==== EXCERPTED RECORDS ====

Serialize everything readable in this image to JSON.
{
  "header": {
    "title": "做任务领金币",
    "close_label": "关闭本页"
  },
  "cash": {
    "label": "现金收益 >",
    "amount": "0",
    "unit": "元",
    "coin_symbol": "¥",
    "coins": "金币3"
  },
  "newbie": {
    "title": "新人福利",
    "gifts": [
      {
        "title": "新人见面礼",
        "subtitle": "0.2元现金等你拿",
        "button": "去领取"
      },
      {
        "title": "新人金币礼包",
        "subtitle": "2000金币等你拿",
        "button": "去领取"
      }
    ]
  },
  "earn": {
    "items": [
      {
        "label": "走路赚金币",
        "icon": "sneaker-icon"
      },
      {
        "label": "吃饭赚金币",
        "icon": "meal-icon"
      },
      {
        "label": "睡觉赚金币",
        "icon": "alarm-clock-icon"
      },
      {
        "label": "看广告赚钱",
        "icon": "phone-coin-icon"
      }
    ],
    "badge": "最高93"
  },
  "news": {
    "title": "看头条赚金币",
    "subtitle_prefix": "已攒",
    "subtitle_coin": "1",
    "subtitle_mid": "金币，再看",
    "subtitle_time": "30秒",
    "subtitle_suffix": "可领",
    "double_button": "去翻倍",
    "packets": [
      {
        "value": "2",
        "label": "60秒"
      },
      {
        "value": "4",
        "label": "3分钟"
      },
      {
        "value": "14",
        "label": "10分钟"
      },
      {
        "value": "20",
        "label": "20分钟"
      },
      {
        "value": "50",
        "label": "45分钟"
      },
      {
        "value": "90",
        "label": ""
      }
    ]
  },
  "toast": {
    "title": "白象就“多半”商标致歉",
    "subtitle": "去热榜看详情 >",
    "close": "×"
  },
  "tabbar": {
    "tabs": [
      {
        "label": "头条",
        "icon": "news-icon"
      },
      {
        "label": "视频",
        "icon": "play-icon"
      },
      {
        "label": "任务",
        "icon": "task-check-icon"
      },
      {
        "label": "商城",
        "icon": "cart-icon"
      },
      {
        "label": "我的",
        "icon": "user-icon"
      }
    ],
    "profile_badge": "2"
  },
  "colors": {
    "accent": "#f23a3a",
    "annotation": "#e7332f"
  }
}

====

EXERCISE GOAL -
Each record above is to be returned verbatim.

RESULT FOR THIS TASK -
Serialize everything readable in this image to JSON.
{
  "header": {
    "title": "做任务领金币",
    "close_label": "关闭本页"
  },
  "cash": {
    "label": "现金收益 >",
    "amount": "0",
    "unit": "元",
    "coin_symbol": "¥",
    "coins": "金币3"
  },
  "newbie": {
    "title": "新人福利",
    "gifts": [
      {
        "title": "新人见面礼",
        "subtitle": "0.2元现金等你拿",
        "button": "去领取"
      },
      {
        "title": "新人金币礼包",
        "subtitle": "2000金币等你拿",
        "button": "去领取"
      }
    ]
  },
  "earn": {
    "items": [
      {
        "label": "走路赚金币",
        "icon": "sneaker-icon"
      },
      {
        "label": "吃饭赚金币",
        "icon": "meal-icon"
      },
      {
        "label": "睡觉赚金币",
        "icon": "alarm-clock-icon"
      },
      {
        "label": "看广告赚钱",
        "icon": "phone-coin-icon"
      }
    ],
    "badge": "最高93"
  },
  "news": {
    "title": "看头条赚金币",
    "subtitle_prefix": "已攒",
    "subtitle_coin": "1",
    "subtitle_mid": "金币，再看",
    "subtitle_time": "30秒",
    "subtitle_suffix": "可领",
    "double_button": "去翻倍",
    "packets": [
      {
        "value": "2",
        "label": "60秒"
      },
      {
        "value": "4",
        "label": "3分钟"
      },
      {
        "value": "14",
        "label": "10分钟"
      },
      {
        "value": "20",
        "label": "20分钟"
      },
      {
        "value": "50",
        "label": "45分钟"
      },
      {
        "value": "90",
        "label": ""
      }
    ]
  },
  "toast": {
    "title": "白象就“多半”商标致歉",
    "subtitle": "去热榜看详情 >",
    "close": "×"
  },
  "tabbar": {
    "tabs": [
      {
        "label": "头条",
        "icon": "news-icon"
      },
      {
        "label": "视频",
        "icon": "play-icon"
      },
      {
        "label": "任务",
        "icon": "task-check-icon"
      },
      {
        "label": "商城",
        "icon": "cart-icon"
      },
      {
        "label": "我的",
        "icon": "user-icon"
      }
    ],
    "profile_badge": "2"
  },
  "colors": {
    "accent": "#f23a3a",
    "annotation": "#e7332f"
  }
}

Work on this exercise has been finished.